(Excerpts from an interface dataset)
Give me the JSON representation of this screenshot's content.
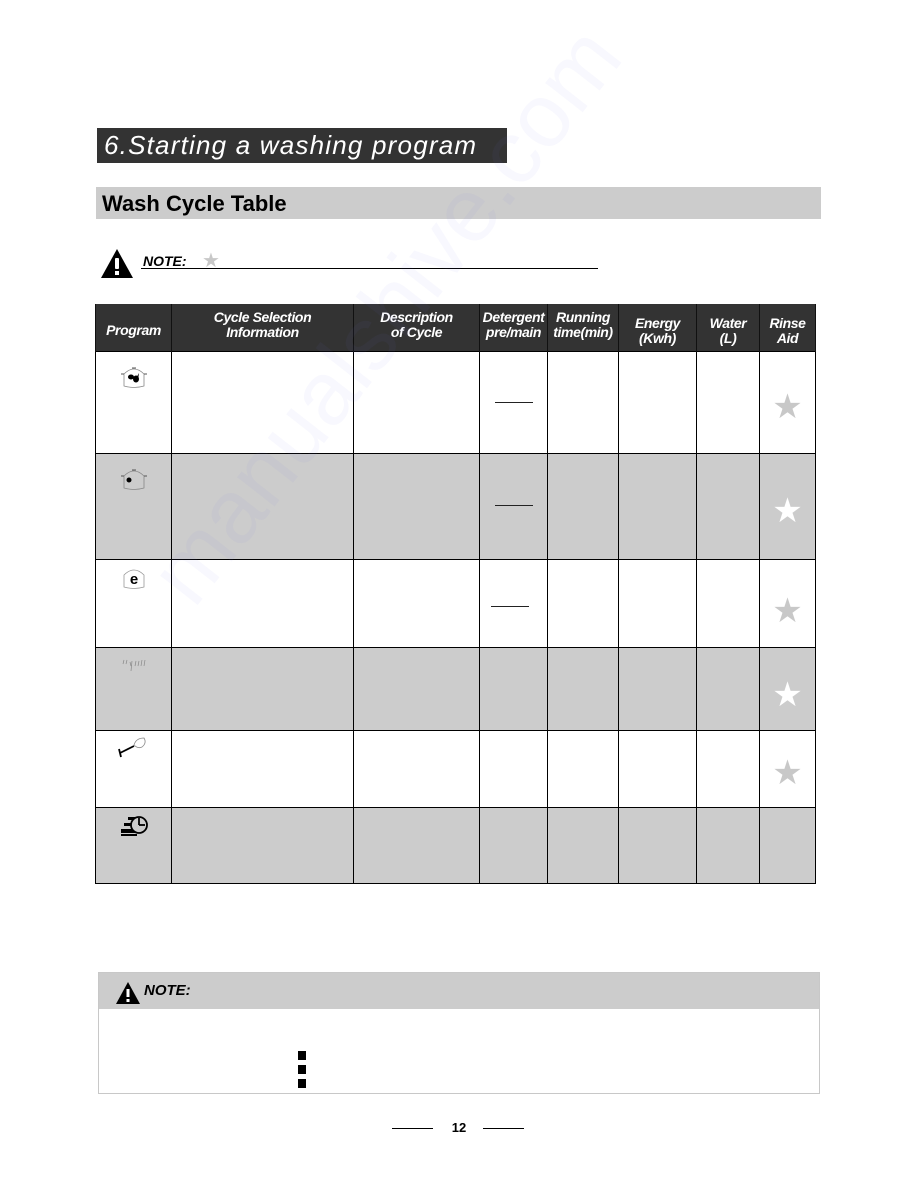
{
  "section": {
    "title": "6.Starting a washing program"
  },
  "subsection": {
    "title": "Wash Cycle Table"
  },
  "top_note": {
    "label": "NOTE:",
    "icon": "warning-icon",
    "symbol": "star-icon",
    "symbol_char": "★"
  },
  "table": {
    "headers": [
      "Program",
      "Cycle Selection Information",
      "Description of Cycle",
      "Detergent pre/main",
      "Running time(min)",
      "Energy (Kwh)",
      "Water (L)",
      "Rinse Aid"
    ],
    "rows": [
      {
        "program_icon": "intensive-pot-icon",
        "shaded": false,
        "detergent_dash": true,
        "rinse_aid_star": "gray"
      },
      {
        "program_icon": "normal-pot-icon",
        "shaded": true,
        "detergent_dash": true,
        "rinse_aid_star": "white"
      },
      {
        "program_icon": "eco-icon",
        "shaded": false,
        "detergent_dash": true,
        "rinse_aid_star": "gray"
      },
      {
        "program_icon": "glass-spray-icon",
        "shaded": true,
        "detergent_dash": false,
        "rinse_aid_star": "white"
      },
      {
        "program_icon": "wine-glass-icon",
        "shaded": false,
        "detergent_dash": false,
        "rinse_aid_star": "gray"
      },
      {
        "program_icon": "quick-clock-icon",
        "shaded": true,
        "detergent_dash": false,
        "rinse_aid_star": "none"
      }
    ],
    "star_char": "★"
  },
  "bottom_note": {
    "label": "NOTE:",
    "bullet_count": 3
  },
  "footer": {
    "page_number": "12"
  },
  "watermark": {
    "text": "manualshive.com"
  },
  "colors": {
    "title_bar": "#333333",
    "subtitle_bar": "#cccccc",
    "shaded_row": "#cccccc",
    "star_gray": "#c8c8c8",
    "star_white": "#ffffff"
  }
}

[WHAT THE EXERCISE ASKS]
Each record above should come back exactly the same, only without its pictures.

[RESPONSE TO THIS EXERCISE]
Give me the JSON representation of this screenshot's content.
{
  "section": {
    "title": "6.Starting a washing program"
  },
  "subsection": {
    "title": "Wash Cycle Table"
  },
  "top_note": {
    "label": "NOTE:",
    "icon": "warning-icon",
    "symbol": "star-icon",
    "symbol_char": "★"
  },
  "table": {
    "headers": [
      "Program",
      "Cycle Selection Information",
      "Description of Cycle",
      "Detergent pre/main",
      "Running time(min)",
      "Energy (Kwh)",
      "Water (L)",
      "Rinse Aid"
    ],
    "rows": [
      {
        "program_icon": "intensive-pot-icon",
        "shaded": false,
        "detergent_dash": true,
        "rinse_aid_star": "gray"
      },
      {
        "program_icon": "normal-pot-icon",
        "shaded": true,
        "detergent_dash": true,
        "rinse_aid_star": "white"
      },
      {
        "program_icon": "eco-icon",
        "shaded": false,
        "detergent_dash": true,
        "rinse_aid_star": "gray"
      },
      {
        "program_icon": "glass-spray-icon",
        "shaded": true,
        "detergent_dash": false,
        "rinse_aid_star": "white"
      },
      {
        "program_icon": "wine-glass-icon",
        "shaded": false,
        "detergent_dash": false,
        "rinse_aid_star": "gray"
      },
      {
        "program_icon": "quick-clock-icon",
        "shaded": true,
        "detergent_dash": false,
        "rinse_aid_star": "none"
      }
    ],
    "star_char": "★"
  },
  "bottom_note": {
    "label": "NOTE:",
    "bullet_count": 3
  },
  "footer": {
    "page_number": "12"
  },
  "watermark": {
    "text": "manualshive.com"
  },
  "colors": {
    "title_bar": "#333333",
    "subtitle_bar": "#cccccc",
    "shaded_row": "#cccccc",
    "star_gray": "#c8c8c8",
    "star_white": "#ffffff"
  }
}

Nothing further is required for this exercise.